6 elements of an Effective Anti-Fraud Program
1. The Control Environment
Demonstrate to employees and those you work with closely that you value integrity. Build an environment of accountability from the very beginning. The “perception of detection” deters an incredible amount of fraud before it even begins.
2. Risk Assessment
I believe this is the most neglected area of internal control. It is not necessarily intuitive. It is such a personal piece of the process because your business and its people are unique. You must evaluate your specific business dealings and interactions to determine where you are most at risk for fraud.
3. Control Activities
These are your actual checks and balances. These activities are specific to you and your business; they represent the response to risks identified in the risk assessment process. Develop practical procedures to be sure you and your employees are holding to the standards you have set.
4. Information: Program Documentation
This is where you commit your internal control design to written form. There is no way any one person can memorize all aspects of an anti-fraud program. Everyone in your company should have access to this information, not just those performing the activities or maintenance.
5. Communication: Fraud Training Program
Once written, your program must be communicated to staff. How is this done? Memos? Periodic trainings? Binders for all? An effective program is designed well, documented well, and taught well. You can also get feedback on how your control activities are working.
Don’t design a fantastic program and then never touch it again. Effectiveness comes from allowing your program to grow and change with your company. Check to see if staff is complying with your controls. If not, why? Is it a problem with the employee not following through, or a problem with how the control is designed? Either way, people and procedures need adjustment and assistance as businesses mature.
This framework can seem daunting at first. My desire is to help every business find the confidence to develop and maintain an effective anti-fraud program that not only protects their assets and goals but allows them to grow and excel.

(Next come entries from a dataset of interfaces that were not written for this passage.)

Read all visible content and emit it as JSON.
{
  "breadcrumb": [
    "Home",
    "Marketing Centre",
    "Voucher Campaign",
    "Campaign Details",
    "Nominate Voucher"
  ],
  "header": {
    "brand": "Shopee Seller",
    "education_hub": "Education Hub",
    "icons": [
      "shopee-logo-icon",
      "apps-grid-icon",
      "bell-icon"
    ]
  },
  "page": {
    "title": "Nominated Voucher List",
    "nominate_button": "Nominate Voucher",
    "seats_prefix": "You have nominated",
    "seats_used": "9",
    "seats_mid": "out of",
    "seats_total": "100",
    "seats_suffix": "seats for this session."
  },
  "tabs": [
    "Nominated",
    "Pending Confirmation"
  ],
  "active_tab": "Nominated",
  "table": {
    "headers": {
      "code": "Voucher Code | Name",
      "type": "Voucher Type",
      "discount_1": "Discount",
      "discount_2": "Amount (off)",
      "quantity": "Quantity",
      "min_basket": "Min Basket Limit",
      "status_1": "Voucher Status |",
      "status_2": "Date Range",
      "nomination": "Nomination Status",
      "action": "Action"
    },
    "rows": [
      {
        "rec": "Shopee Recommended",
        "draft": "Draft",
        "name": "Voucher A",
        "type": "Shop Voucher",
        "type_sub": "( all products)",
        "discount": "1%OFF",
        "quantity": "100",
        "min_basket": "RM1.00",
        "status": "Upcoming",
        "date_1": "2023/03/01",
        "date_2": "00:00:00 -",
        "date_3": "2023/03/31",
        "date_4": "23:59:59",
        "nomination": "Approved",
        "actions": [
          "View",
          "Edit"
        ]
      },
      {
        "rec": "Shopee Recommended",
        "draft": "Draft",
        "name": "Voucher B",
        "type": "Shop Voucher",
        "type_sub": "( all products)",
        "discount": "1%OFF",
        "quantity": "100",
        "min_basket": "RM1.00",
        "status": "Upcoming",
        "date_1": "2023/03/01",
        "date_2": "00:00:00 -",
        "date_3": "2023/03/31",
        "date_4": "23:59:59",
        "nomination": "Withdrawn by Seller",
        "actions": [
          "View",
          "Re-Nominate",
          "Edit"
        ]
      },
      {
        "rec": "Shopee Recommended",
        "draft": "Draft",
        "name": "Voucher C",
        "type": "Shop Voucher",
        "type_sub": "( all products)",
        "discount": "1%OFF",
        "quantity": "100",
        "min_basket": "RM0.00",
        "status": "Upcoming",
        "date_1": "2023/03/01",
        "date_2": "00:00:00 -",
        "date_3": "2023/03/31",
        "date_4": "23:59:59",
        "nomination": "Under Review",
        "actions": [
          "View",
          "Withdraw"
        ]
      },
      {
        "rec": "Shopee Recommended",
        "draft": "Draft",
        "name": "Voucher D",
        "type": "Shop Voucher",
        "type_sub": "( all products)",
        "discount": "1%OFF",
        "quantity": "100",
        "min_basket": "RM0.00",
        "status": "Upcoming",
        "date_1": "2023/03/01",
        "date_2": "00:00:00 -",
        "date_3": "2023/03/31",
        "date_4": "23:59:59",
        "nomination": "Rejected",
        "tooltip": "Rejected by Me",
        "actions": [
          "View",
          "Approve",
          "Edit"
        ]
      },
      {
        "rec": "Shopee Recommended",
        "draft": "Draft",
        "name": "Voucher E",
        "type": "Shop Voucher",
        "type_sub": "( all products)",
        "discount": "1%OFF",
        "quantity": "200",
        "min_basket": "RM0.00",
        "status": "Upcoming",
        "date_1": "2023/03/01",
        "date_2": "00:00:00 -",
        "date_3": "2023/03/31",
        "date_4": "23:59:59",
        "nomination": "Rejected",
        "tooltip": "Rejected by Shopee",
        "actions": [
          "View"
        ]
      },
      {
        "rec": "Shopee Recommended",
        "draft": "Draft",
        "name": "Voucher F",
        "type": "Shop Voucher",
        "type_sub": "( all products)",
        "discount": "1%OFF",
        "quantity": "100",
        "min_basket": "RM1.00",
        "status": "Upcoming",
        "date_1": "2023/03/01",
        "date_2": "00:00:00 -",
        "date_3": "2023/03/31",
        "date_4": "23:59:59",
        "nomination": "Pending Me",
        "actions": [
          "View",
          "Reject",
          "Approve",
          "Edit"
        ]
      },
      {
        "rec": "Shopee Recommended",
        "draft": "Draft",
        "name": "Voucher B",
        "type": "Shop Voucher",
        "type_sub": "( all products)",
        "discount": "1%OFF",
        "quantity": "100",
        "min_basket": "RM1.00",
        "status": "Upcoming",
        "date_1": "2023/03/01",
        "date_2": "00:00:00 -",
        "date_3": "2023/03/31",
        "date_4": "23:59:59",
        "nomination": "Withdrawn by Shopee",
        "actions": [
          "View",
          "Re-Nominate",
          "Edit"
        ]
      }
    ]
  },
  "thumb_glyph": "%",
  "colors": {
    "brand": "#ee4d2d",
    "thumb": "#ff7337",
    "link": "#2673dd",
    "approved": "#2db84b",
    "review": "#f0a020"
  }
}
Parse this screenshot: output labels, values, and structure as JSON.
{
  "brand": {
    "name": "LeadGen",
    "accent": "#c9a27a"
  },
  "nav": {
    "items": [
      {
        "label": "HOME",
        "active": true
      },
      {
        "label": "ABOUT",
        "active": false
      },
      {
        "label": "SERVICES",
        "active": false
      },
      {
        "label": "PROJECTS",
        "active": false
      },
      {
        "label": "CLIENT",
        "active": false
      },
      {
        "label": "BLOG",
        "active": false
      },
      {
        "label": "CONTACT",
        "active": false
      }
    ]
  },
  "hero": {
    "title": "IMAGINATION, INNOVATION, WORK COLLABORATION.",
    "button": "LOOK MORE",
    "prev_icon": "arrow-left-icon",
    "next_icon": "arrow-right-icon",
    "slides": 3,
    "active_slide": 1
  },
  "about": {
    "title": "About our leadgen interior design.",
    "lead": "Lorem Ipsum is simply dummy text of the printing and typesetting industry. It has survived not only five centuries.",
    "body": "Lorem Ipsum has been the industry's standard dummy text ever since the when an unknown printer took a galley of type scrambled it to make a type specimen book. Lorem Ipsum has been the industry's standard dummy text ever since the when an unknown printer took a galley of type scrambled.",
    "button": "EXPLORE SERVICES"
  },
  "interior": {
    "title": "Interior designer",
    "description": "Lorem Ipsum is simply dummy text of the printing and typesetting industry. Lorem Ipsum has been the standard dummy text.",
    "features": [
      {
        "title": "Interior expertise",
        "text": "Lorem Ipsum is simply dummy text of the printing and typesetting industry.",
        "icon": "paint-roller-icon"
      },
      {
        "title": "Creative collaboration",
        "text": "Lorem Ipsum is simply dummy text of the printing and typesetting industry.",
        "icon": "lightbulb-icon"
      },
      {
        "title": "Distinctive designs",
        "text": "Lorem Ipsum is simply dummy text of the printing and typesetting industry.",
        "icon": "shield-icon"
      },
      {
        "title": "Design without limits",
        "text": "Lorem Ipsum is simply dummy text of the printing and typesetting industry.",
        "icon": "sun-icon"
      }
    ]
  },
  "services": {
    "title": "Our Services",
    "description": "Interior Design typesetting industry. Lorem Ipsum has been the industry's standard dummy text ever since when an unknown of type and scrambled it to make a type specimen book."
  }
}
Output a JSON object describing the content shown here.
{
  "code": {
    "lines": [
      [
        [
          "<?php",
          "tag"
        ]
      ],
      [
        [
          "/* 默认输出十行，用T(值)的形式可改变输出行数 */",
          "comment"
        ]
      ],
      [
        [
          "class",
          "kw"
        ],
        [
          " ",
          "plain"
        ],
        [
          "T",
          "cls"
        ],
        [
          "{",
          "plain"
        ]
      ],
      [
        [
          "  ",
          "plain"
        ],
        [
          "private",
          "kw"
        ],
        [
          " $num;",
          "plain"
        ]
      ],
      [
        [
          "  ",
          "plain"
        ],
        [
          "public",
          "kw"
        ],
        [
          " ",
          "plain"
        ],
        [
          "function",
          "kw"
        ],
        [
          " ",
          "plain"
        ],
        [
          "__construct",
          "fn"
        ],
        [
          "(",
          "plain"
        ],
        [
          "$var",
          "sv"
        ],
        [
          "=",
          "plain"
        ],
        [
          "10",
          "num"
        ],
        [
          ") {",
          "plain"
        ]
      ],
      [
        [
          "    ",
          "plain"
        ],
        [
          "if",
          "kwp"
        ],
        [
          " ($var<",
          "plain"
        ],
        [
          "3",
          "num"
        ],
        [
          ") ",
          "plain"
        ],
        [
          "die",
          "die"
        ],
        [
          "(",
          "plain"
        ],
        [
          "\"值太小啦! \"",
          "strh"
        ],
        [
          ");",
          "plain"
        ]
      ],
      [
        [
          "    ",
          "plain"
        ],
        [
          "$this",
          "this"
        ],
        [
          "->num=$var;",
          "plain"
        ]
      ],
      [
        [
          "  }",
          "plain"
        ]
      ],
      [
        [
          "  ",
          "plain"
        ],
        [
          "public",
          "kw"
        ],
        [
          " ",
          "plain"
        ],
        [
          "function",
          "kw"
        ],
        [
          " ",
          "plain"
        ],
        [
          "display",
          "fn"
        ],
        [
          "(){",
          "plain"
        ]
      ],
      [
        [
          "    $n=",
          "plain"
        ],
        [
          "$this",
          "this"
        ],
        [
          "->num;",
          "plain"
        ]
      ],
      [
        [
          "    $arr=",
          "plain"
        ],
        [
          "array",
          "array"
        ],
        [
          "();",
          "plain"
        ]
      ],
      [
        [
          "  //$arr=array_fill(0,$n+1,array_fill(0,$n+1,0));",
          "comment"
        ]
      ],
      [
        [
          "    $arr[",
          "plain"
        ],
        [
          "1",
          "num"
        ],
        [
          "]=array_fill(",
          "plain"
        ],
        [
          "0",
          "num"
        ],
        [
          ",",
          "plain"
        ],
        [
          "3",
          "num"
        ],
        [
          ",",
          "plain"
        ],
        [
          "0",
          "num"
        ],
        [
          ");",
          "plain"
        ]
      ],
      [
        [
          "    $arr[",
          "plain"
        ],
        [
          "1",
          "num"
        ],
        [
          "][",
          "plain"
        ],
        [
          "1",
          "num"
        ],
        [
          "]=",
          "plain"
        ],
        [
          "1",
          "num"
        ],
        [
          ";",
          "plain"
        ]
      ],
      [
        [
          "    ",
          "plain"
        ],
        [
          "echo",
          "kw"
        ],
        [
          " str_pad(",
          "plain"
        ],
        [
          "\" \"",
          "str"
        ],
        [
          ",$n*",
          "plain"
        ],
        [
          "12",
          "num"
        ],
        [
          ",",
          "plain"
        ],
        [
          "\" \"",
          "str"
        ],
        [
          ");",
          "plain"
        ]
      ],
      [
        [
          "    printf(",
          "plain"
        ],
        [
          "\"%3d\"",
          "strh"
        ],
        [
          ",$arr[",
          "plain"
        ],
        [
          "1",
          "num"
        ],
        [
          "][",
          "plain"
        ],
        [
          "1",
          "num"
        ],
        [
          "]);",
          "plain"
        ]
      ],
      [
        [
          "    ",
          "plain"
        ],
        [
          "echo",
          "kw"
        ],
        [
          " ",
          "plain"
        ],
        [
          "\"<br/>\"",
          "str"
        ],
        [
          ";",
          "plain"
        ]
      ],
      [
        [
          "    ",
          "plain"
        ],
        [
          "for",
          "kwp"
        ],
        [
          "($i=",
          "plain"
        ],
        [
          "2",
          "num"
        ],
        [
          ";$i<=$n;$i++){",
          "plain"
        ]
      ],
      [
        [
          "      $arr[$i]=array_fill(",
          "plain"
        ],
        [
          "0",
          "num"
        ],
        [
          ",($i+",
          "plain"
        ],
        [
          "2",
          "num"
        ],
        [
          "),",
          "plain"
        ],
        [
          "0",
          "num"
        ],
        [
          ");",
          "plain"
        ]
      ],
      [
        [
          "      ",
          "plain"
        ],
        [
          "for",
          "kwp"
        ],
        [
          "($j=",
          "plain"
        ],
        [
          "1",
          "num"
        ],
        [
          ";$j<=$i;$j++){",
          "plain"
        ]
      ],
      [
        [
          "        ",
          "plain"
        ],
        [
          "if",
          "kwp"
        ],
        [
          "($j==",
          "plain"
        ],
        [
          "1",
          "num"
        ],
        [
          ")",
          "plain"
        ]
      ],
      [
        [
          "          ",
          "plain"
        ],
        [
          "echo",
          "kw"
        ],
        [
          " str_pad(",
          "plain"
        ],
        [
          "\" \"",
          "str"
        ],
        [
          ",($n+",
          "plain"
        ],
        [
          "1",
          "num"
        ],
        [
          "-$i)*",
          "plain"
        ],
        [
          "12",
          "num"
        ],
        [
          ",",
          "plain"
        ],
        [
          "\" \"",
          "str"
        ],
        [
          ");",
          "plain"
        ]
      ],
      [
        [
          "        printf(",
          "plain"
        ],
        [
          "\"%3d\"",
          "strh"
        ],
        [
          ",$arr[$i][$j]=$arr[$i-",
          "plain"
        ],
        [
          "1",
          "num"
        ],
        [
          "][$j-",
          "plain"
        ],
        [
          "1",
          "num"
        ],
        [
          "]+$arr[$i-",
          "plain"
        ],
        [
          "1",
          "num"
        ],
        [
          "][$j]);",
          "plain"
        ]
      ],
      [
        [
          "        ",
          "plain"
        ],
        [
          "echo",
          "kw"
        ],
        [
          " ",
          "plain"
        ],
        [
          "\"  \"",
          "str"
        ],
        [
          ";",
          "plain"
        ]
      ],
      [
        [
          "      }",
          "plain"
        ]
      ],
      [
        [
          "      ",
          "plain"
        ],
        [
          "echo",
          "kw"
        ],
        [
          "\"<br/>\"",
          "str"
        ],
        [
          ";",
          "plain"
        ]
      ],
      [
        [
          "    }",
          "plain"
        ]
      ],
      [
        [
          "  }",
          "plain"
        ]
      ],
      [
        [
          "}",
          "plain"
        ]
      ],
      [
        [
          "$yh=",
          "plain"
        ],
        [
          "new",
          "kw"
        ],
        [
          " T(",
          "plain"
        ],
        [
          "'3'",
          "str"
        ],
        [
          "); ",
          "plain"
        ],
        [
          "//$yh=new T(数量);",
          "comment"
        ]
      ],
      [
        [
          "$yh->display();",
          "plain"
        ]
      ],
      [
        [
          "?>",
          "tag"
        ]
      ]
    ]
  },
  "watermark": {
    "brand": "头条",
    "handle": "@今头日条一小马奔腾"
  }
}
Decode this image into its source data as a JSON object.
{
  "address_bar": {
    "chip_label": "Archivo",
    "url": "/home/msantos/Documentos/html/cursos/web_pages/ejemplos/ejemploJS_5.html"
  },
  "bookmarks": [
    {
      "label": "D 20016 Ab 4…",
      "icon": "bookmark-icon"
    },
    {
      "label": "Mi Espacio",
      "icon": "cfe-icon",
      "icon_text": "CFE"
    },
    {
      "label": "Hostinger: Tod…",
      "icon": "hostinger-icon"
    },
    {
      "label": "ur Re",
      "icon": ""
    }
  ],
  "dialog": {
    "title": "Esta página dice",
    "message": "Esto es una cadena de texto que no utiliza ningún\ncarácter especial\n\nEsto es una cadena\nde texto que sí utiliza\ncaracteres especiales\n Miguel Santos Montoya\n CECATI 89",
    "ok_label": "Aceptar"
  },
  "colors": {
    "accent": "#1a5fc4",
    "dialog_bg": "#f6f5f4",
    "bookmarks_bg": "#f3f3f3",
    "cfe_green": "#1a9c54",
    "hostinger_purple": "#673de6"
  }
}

Empowering small businesses to develop strong Anti-Fraud Programs is our mission. We provide consultations to design, evaluate, and improve your anti-fraud program. You can also get a step-by-step guide to design a program that can be tailored for your specific needs by purchasing Steve Dawson’s book, Internal Control/Anti-Fraud Program Design for the Small Business.
If you think there may already be fraudulent activity in your company, contact us today through our website.